Some would call our approach to education, or lack thereof, “unschooling.” Others, those who see unschooling as a pure, clearly defined approach, would call us out for using that term since we register our kids in a Distributed Learning program run by our local school board. We try not to categorize what we do. We’re simply living our lives and trying to help our children follow their ever-changing dreams. It bothers me that people have to fight about terminology, and it amuses me when people become dogmatic about being anti-dogmatic (e.g. those who become territorial about a word like “unschooling”).
When asked about our approach to education, I usually tell people that we homeschool our kids. It’s easier than explaining the seemingly random busyness of our lives, and the way in which our children absorb information that matters to them despite our lack of curriculum. I believe that most people, when they hear the term “homeschool,” envision mornings spent at the kitchen table teaching the three R’s (Reading, Writing and… huh?!). While I respect that many of our friends actually do this, it isn’t how the Clan Cameron rolls. Sure, as the kids get older we may add more structure… and we do keep an eye on long-term goals… but we’re in no rush to push credentials over natural learning.

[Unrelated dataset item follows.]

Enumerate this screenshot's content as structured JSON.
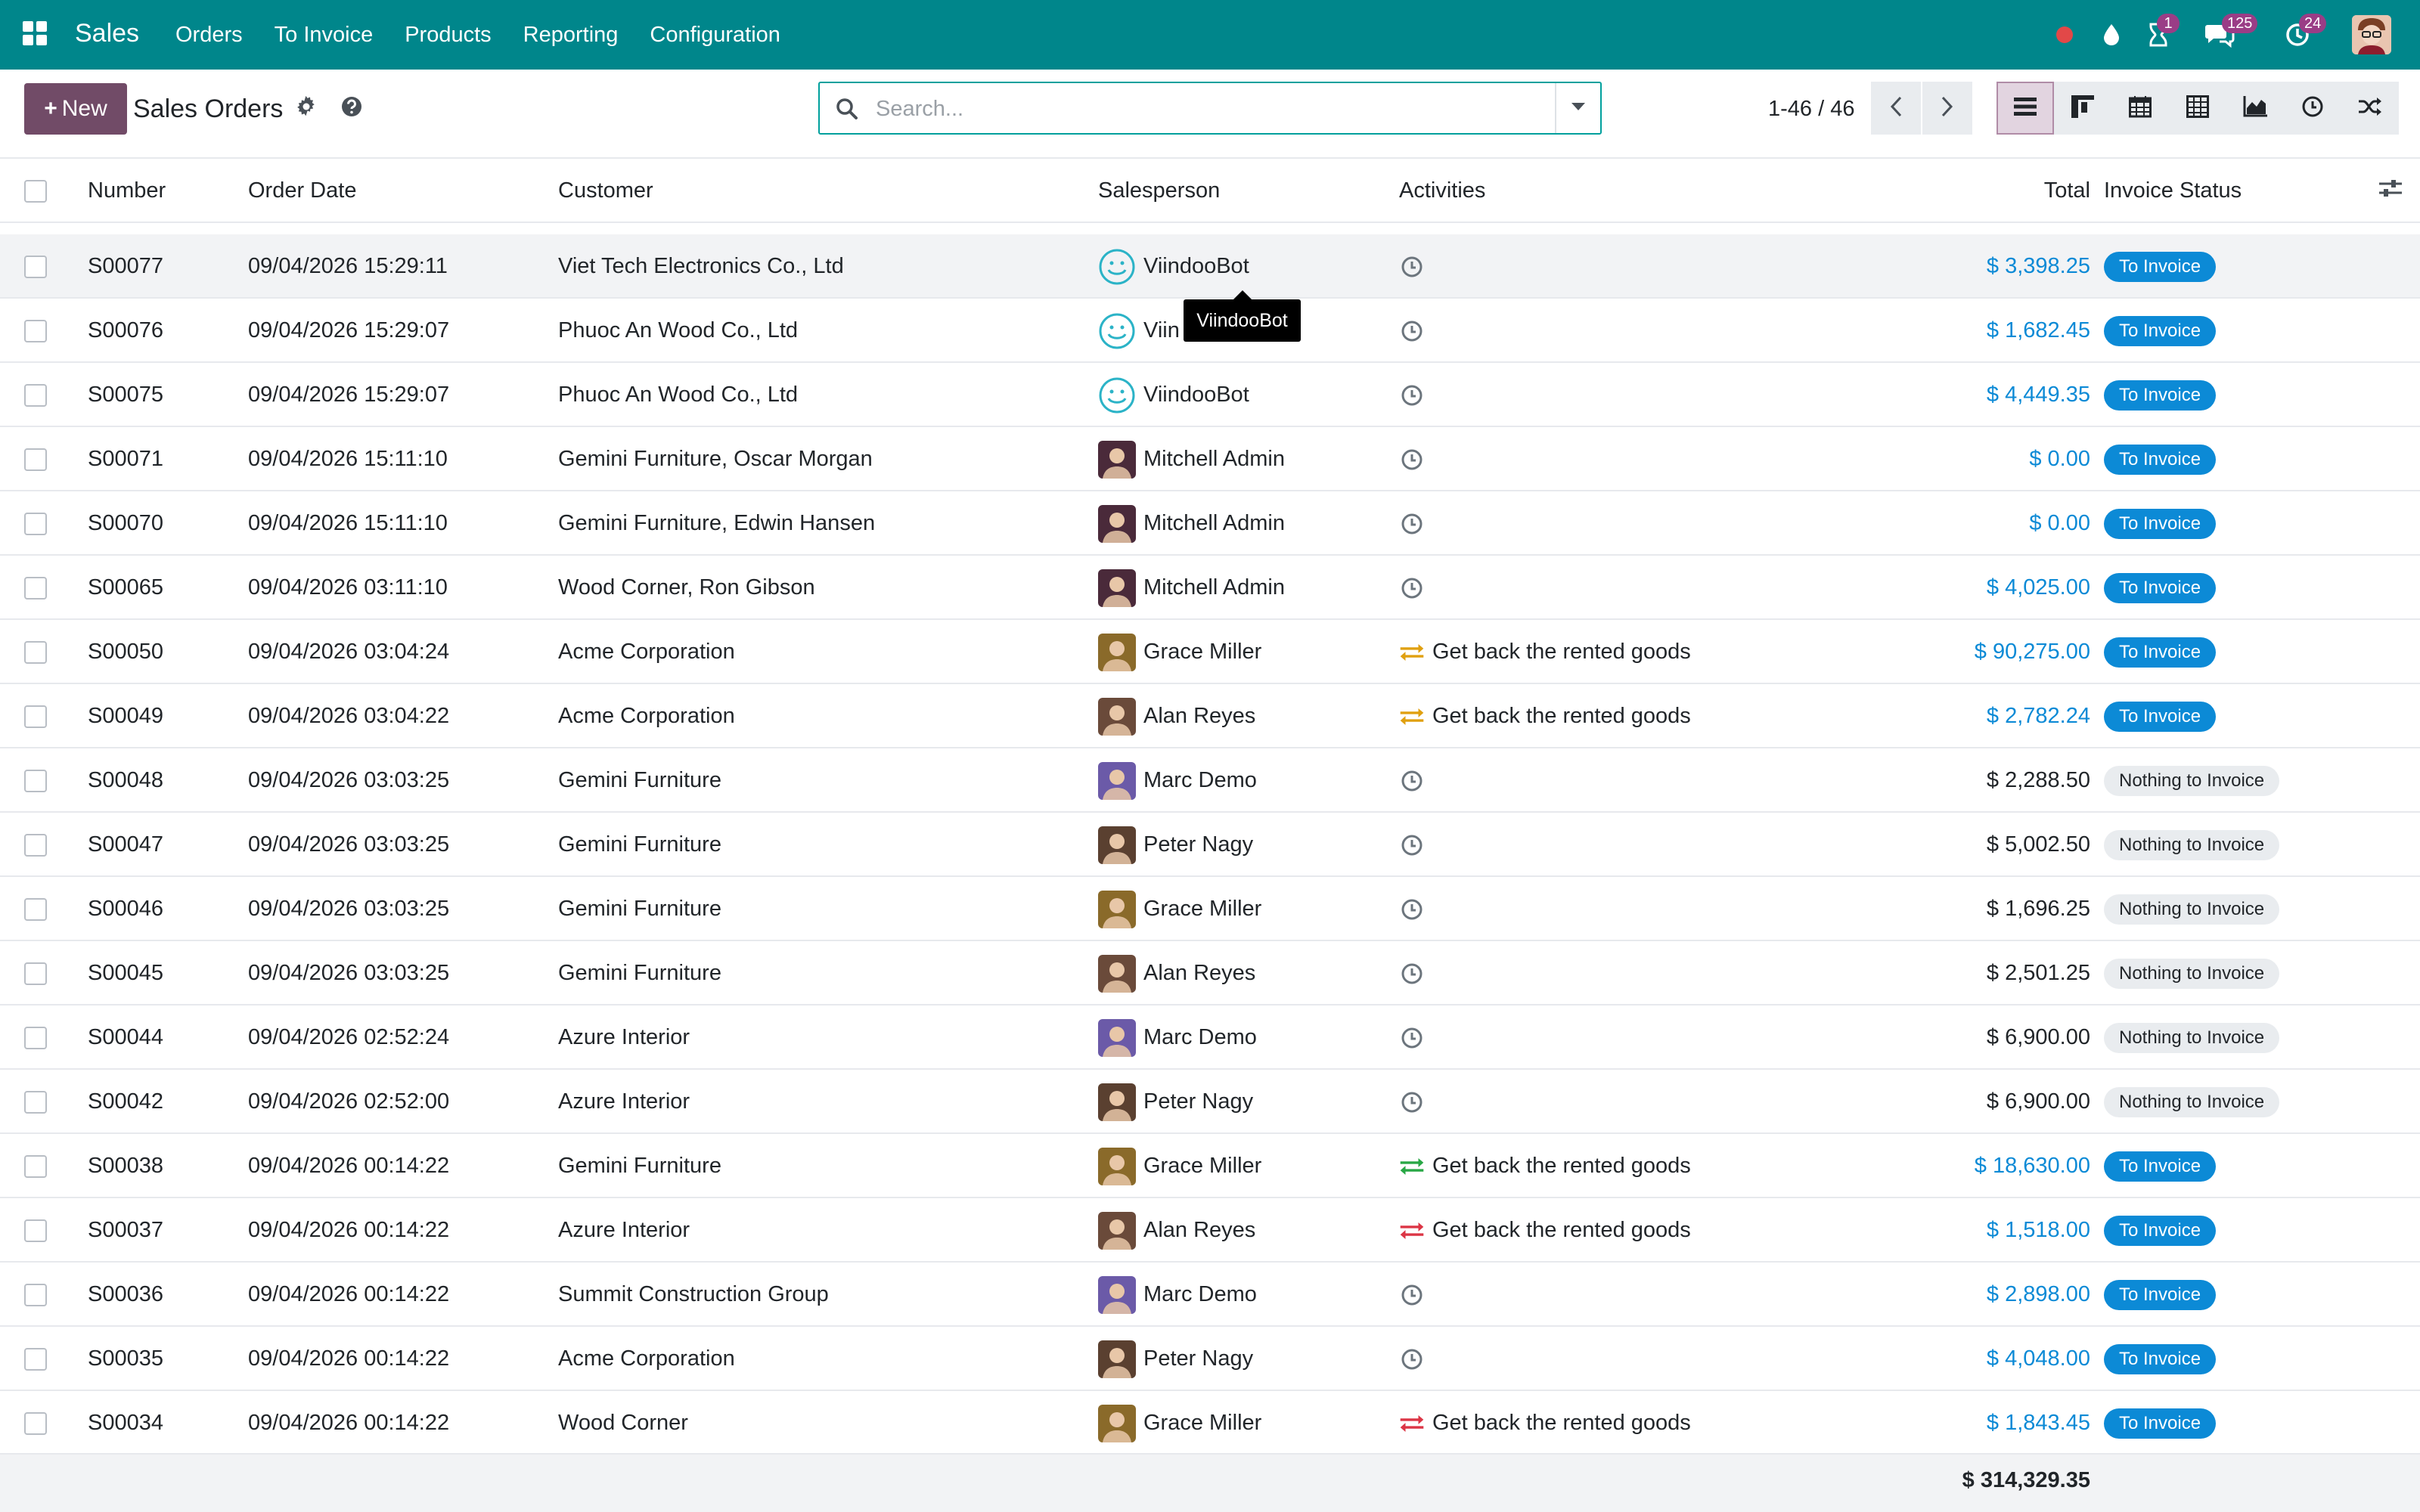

Education has its place. I wouldn’t want to have an operation without knowing that my surgeon had received plenty of formal education about cutting people open and removing parts. But for the most part, I now believe that school is overrated. While there are many fantastic educators wanting to teach, and even more young minds yearning to learn, the system itself — like most other institutions — has outgrown itself. Too many kids fall through the cracks, and too may teachers become burned out. I have come to see formal education, at least at the primary level, as a great equalizer: it can bring people up to a certain level of knowledge (which is a good thing in many cases, especially where segments of a population have historically been deprived of knowledge); but it can also pull people down, with its focus on “filling in gaps” rather than “following strengths.”
No post about homeschooling would be complete without mention of “socialization.” While many of my homeschooling/unschooling friends say it is a non-issue, I don’t entirely agree. At least in our situation, with our somewhat nomadic lifestyle, it is challenging to ensure that Iris and Simon have other kids to play with and sufficient opportunities to grow outside of the shadow we cast. But it’s not like we are raising mushrooms (left in the dark and covered in you-know-what). We do our best to seek out other kids, and we often spend extended periods of time in the company of other families, where kids are immersed in play for days on end, forced to sort out their differences and find common ground.
I’m sure my attitude toward education will evolve as my children do. But for now, I’m quite happy to be the parent of two kids whose form of education remains undefined. Forget terms like “homeschool” or “unschool.” I’d prefer to call it “living.”